patient experience conversation

Susan Haufe; Michael Bennick, MD


In recognition of National Patient Experience Week April 23 - 27, Michael Bennick, MD, medical director, YNHHS Patient Experience, and Susan Haufe, YNHHS chief experience officer, shared the latest on Yale New Haven Health’s patient experience efforts.

Susan, you are the health system’s first chief experience officer. What is your role?


Haufe: Working with staff and leaders throughout the organization, I’ve spent the past six months assessing where we are with patient experience. We’re looking not just at Press Ganey and other survey scores, but at each hospital’s efforts to improve the patient experience, along with their challenges and successes.

Moving forward, we are developing a system-wide patient experience structure and strategies.

How is Yale New Haven Health System doing with patient experience?

Haufe: Providing an excellent patient experience has always been a priority for our system and our hospitals, but each organization has taken different approaches, in terms of communication, awareness, training, recognition and other activities. The result is that patients and families may have very different experiences, both within each hospital and between sites of care. We have top performers in our midst, as well as areas that have opportunities to more consistently meet and exceed our patients’ and families’ expectations. 

How is the health system addressing those differences?

Dr. Bennick: Our patient experience team is developing a system-wide approach that also includes our partners in Yale Medicine. This approach will respect each hospital’s strengths, while ensuring that we provide a consistent patient experience across all of our sites and the continuum of care. This work is part of Yale New Haven Health System’s efforts to develop a care signature, in which quality, safety and the patient experience are interwoven.

What will the system-wide approach to patient experience include?

Haufe: Research shows that in any industry, several elements are necessary to provide a superior customer experience. In health care, these include a patient-centered focus and communication at every patient interaction; seamless care transitions; and a consistent “look and feel” at every touchpoint – whether the patient is in the hospital, at an ambulatory site or calling the billing office. Other elements are prioritizing patient and family needs and providing convenient access to care and availability of services based on patients’ needs.

How will employees be involved in YNHHS patient experience efforts?
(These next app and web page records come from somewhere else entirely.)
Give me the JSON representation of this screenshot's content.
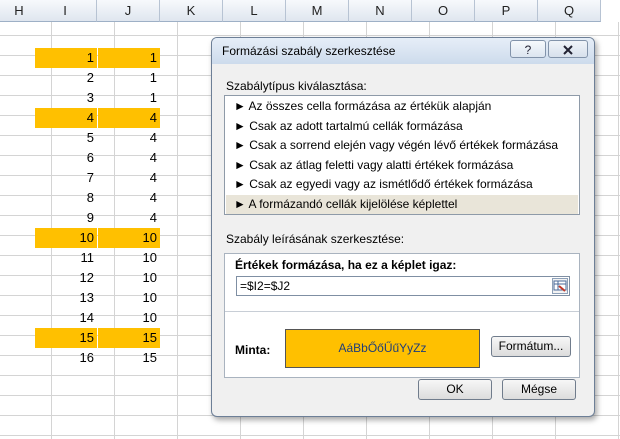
{
  "spreadsheet": {
    "columns": [
      "H",
      "I",
      "J",
      "K",
      "L",
      "M",
      "N",
      "O",
      "P",
      "Q"
    ],
    "rows": [
      {
        "i": "",
        "j": "",
        "highlight": false
      },
      {
        "i": "1",
        "j": "1",
        "highlight": true
      },
      {
        "i": "2",
        "j": "1",
        "highlight": false
      },
      {
        "i": "3",
        "j": "1",
        "highlight": false
      },
      {
        "i": "4",
        "j": "4",
        "highlight": true
      },
      {
        "i": "5",
        "j": "4",
        "highlight": false
      },
      {
        "i": "6",
        "j": "4",
        "highlight": false
      },
      {
        "i": "7",
        "j": "4",
        "highlight": false
      },
      {
        "i": "8",
        "j": "4",
        "highlight": false
      },
      {
        "i": "9",
        "j": "4",
        "highlight": false
      },
      {
        "i": "10",
        "j": "10",
        "highlight": true
      },
      {
        "i": "11",
        "j": "10",
        "highlight": false
      },
      {
        "i": "12",
        "j": "10",
        "highlight": false
      },
      {
        "i": "13",
        "j": "10",
        "highlight": false
      },
      {
        "i": "14",
        "j": "10",
        "highlight": false
      },
      {
        "i": "15",
        "j": "15",
        "highlight": true
      },
      {
        "i": "16",
        "j": "15",
        "highlight": false
      }
    ],
    "highlight_color": "#ffc000"
  },
  "dialog": {
    "title": "Formázási szabály szerkesztése",
    "help_label": "?",
    "close_label": "X",
    "rule_type_label": "Szabálytípus kiválasztása:",
    "rule_types": [
      "► Az összes cella formázása az értékük alapján",
      "► Csak az adott tartalmú cellák formázása",
      "► Csak a sorrend elején vagy végén lévő értékek formázása",
      "► Csak az átlag feletti vagy alatti értékek formázása",
      "► Csak az egyedi vagy az ismétlődő értékek formázása",
      "► A formázandó cellák kijelölése képlettel"
    ],
    "selected_rule_index": 5,
    "description_label": "Szabály leírásának szerkesztése:",
    "formula_label": "Értékek formázása, ha ez a képlet igaz:",
    "formula_value": "=$I2=$J2",
    "preview_label": "Minta:",
    "preview_text": "AáBbŐőŰűYyZz",
    "format_button": "Formátum...",
    "ok_button": "OK",
    "cancel_button": "Mégse"
  }
}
Haufe: Our job is to engage the hearts and minds of every employee – whether they provide direct patient care or work in a different type of position – so they understand and value their role in providing an excellent patient experience.

Dr. Bennick: We recognize that employees and physicians need to be heard, so we are exploring ways to engage them, help them communicate more effectively with patients, families and one another and improve their resiliency in order to reduce caregiver burnout, which can impact the patient experience.

Have the Standards of Professional Behavior, launched last year, affected the patient experience?

Dr. Bennick: One immediate benefit we’re seeing is that the standards provide a common language about how to treat fellow employees, our patients and their families. The standards are also hard-wired into new employee orientation and part of performance reviews. In the long term, they will help change how employees interact with patients. This will take time, and along the way, it’s important to recognize and reward employees who use the standards to enhance patient interactions.

What’s the number one thing all employees can do to improve the patient experience?

Dr. Bennick: It’s a simple concept, but challenging to do: we all need to change our perspectives so that we see everything we do from the perspectives of our patients and their families. No matter what we’re doing, we need to ask ourselves, ‘is this right for the patient?’”